dirty unfortunate closeout on Brandon Ingram five minutes into the game left the Lakers without their best wing defender, against a team that possesses unusual size at those positions. Rudy Gay always torches Kyle Kuzma and last night was no different, while DeMar DeRozan is just too big and skilled for the contests of Josh Hart or Kentavious Caldwell-Pope to bother him.
Luke Walton said that Kuzma had been wanting to defend DeRozan the whole night, and he got his wish in the fourth quarter, demonstrating more of his improved perimeter defense than he did against Gay. His size, along with Tyson Chandler’s ability to “shock the ball” (hedge at the level of the ball screen) combined to slow DeRozan, and the resulting defensive stops allowed LeBron James to push in transition.
Let’s take a close look at how they were able to turn it around.
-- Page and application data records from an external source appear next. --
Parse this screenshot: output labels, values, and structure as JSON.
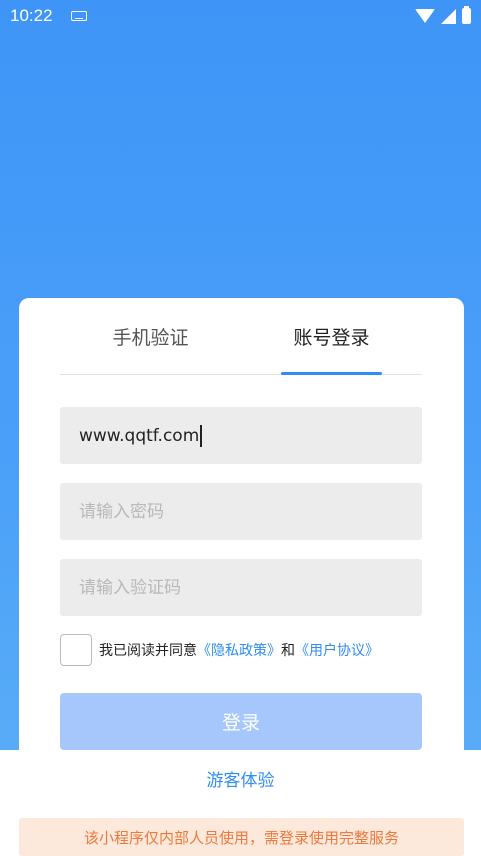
{
  "status_bar": {
    "time": "10:22"
  },
  "tabs": [
    {
      "label": "手机验证",
      "active": false
    },
    {
      "label": "账号登录",
      "active": true
    }
  ],
  "form": {
    "account_value": "www.qqtf.com",
    "password_placeholder": "请输入密码",
    "captcha_placeholder": "请输入验证码"
  },
  "agreement": {
    "prefix": "我已阅读并同意",
    "privacy_link": "《隐私政策》",
    "and": "和",
    "user_link": "《用户协议》",
    "checked": false
  },
  "login_button": "登录",
  "guest_link": "游客体验",
  "notice": "该小程序仅内部人员使用，需登录使用完整服务",
  "colors": {
    "primary": "#2f8df5",
    "background_top": "#3f95f7",
    "button_disabled": "#a5c7fb",
    "notice_bg": "#fde8dc",
    "notice_text": "#ec7a3c"
  }
}
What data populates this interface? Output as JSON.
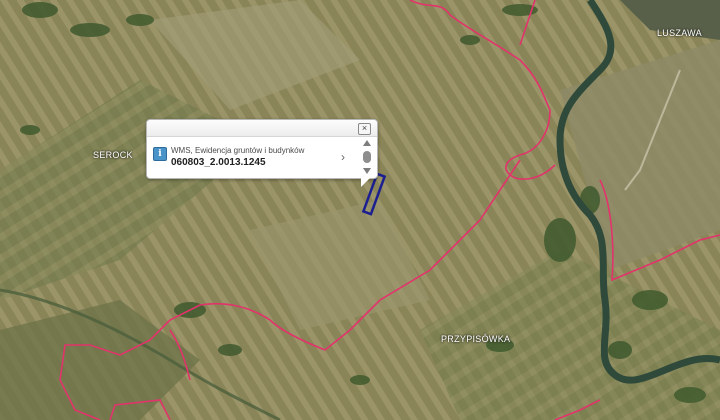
{
  "map": {
    "places": [
      "SEROCK",
      "LUSZAWA",
      "PRZYPISÓWKA"
    ],
    "colors": {
      "boundary": "#e2336b",
      "parcel_highlight": "#1c1f8f",
      "river": "#2f4a3a"
    }
  },
  "popup": {
    "info_icon": "i",
    "layer_name": "WMS, Ewidencja gruntów i budynków",
    "parcel_id": "060803_2.0013.1245",
    "close_glyph": "×",
    "next_glyph": "›"
  }
}
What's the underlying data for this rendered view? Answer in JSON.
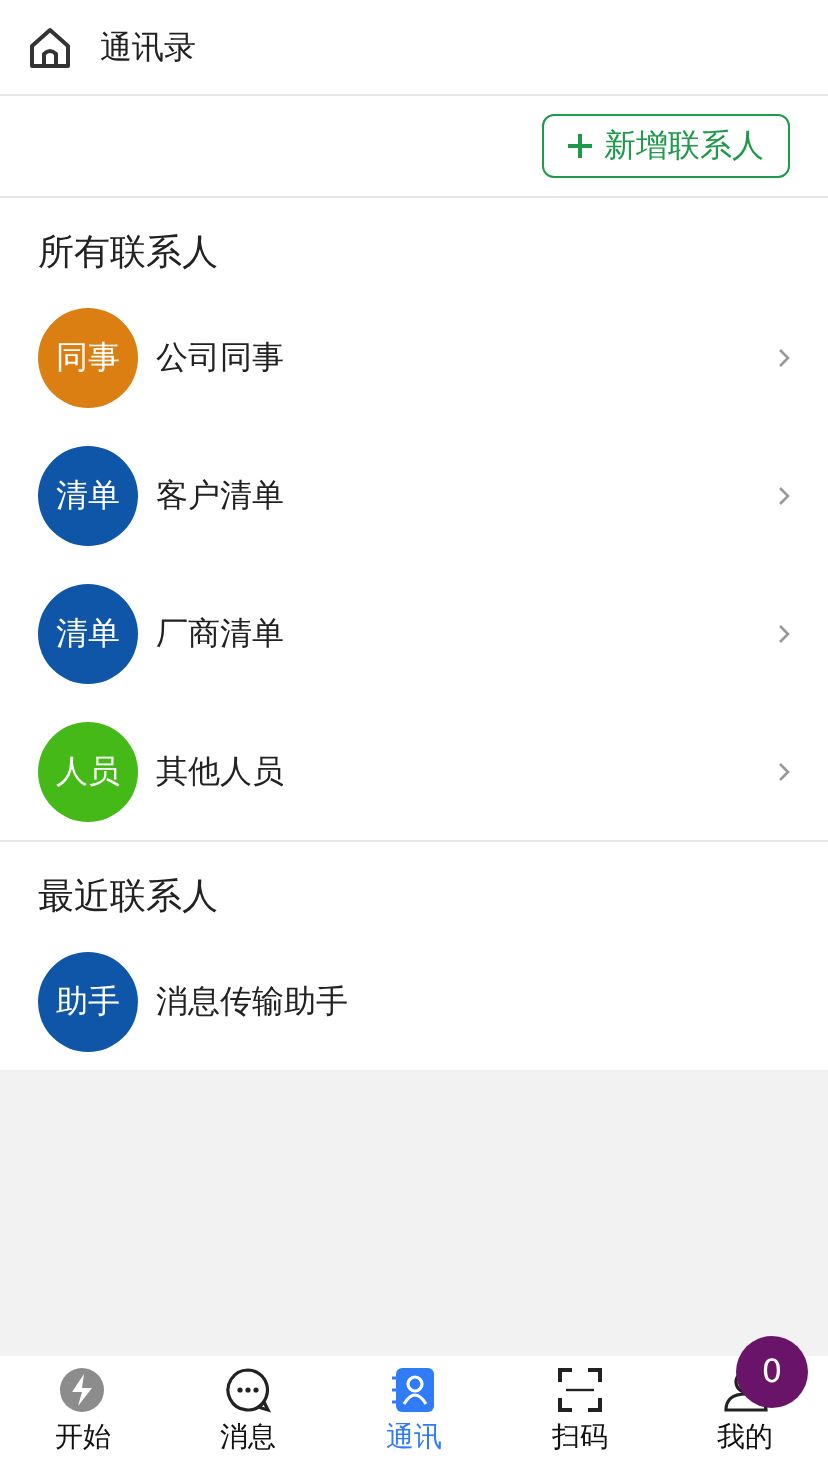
{
  "header": {
    "title": "通讯录"
  },
  "toolbar": {
    "add_button": "新增联系人"
  },
  "sections": [
    {
      "title": "所有联系人",
      "items": [
        {
          "avatar": "同事",
          "color": "#dc7f12",
          "name": "公司同事",
          "chevron": true
        },
        {
          "avatar": "清单",
          "color": "#0f56a8",
          "name": "客户清单",
          "chevron": true
        },
        {
          "avatar": "清单",
          "color": "#0f56a8",
          "name": "厂商清单",
          "chevron": true
        },
        {
          "avatar": "人员",
          "color": "#45b918",
          "name": "其他人员",
          "chevron": true
        }
      ]
    },
    {
      "title": "最近联系人",
      "items": [
        {
          "avatar": "助手",
          "color": "#0f56a8",
          "name": "消息传输助手",
          "chevron": false
        }
      ]
    }
  ],
  "tab_bar": [
    {
      "kind": "start",
      "label": "开始",
      "selected": false
    },
    {
      "kind": "messages",
      "label": "消息",
      "selected": false
    },
    {
      "kind": "contacts",
      "label": "通讯",
      "selected": true
    },
    {
      "kind": "scan",
      "label": "扫码",
      "selected": false
    },
    {
      "kind": "profile",
      "label": "我的",
      "selected": false,
      "badge": "0"
    }
  ]
}
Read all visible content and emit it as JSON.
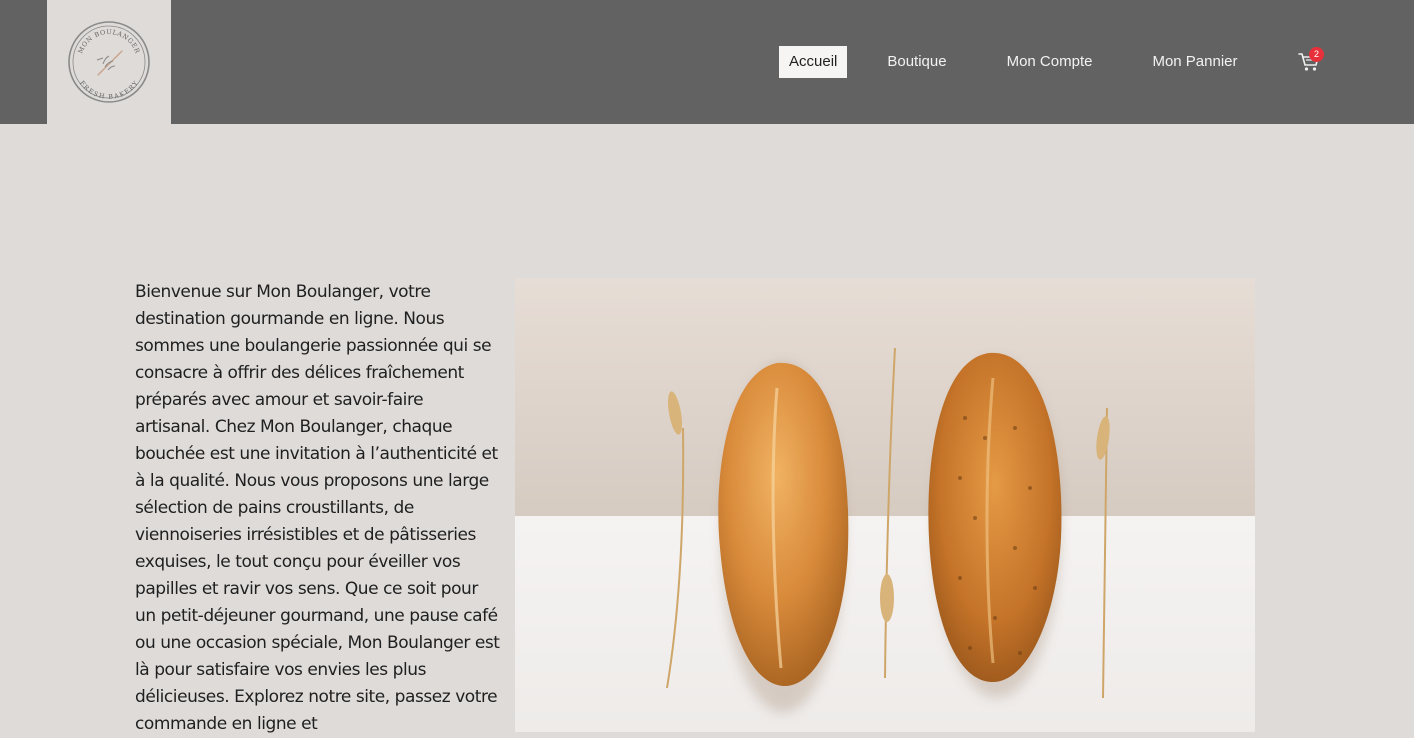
{
  "header": {
    "logo": {
      "line1": "MON BOULANGER",
      "line2": "FRESH BAKERY"
    },
    "nav": [
      {
        "label": "Accueil",
        "active": true
      },
      {
        "label": "Boutique",
        "active": false
      },
      {
        "label": "Mon Compte",
        "active": false
      },
      {
        "label": "Mon Pannier",
        "active": false
      }
    ],
    "cart": {
      "icon": "cart-icon",
      "count": "2"
    }
  },
  "main": {
    "intro_text": "Bienvenue sur Mon Boulanger, votre destination gourmande en ligne. Nous sommes une boulangerie passionnée qui se consacre à offrir des délices fraîchement préparés avec amour et savoir-faire artisanal. Chez Mon Boulanger, chaque bouchée est une invitation à l’authenticité et à la qualité. Nous vous proposons une large sélection de pains croustillants, de viennoiseries irrésistibles et de pâtisseries exquises, le tout conçu pour éveiller vos papilles et ravir vos sens. Que ce soit pour un petit-déjeuner gourmand, une pause café ou une occasion spéciale, Mon Boulanger est là pour satisfaire vos envies les plus délicieuses. Explorez notre site, passez votre commande en ligne et"
  },
  "colors": {
    "header_bg": "#626262",
    "page_bg": "#dedbd9",
    "active_nav_bg": "#f7f5f3",
    "badge": "#e8303a"
  }
}
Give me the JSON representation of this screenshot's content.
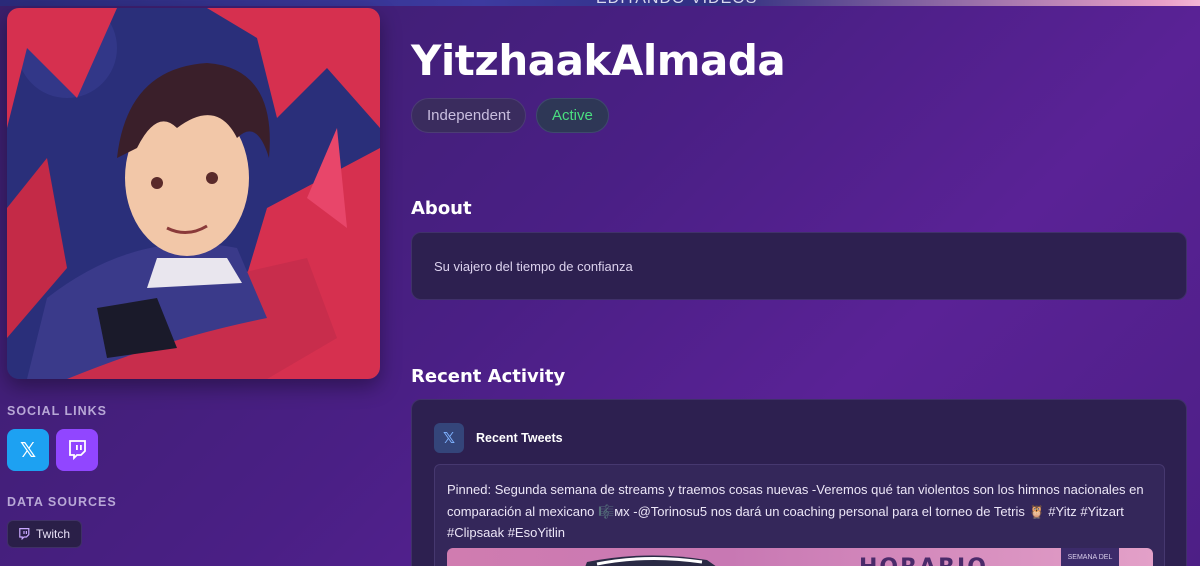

LeBron looked like a man who had gotten 11 hours of sleep the night before (and a 2.5-hour nap in the afternoon!) amidst a 20-point fourth quarter where he was nothing short of unstoppable. His relentlessness in transition created opportunities for both himself and his teammates, including a trio of catch and shoot threes from Josh Hart and Lonzo Ball in big moments. LeBron hit each of his threes in the last six minutes of the game, bringing Staples Center to increasing levels of frenzy.
The Lakers have established an identity built around LeBron’s offensive greatness, the rim protection of Tyson Chandler and JaVale McGee, and the length and activity of the young core on defense. Wednesday night capped an exciting 4-0 home stand that saw the Lakers leaving Staples Center as the best version of themselves.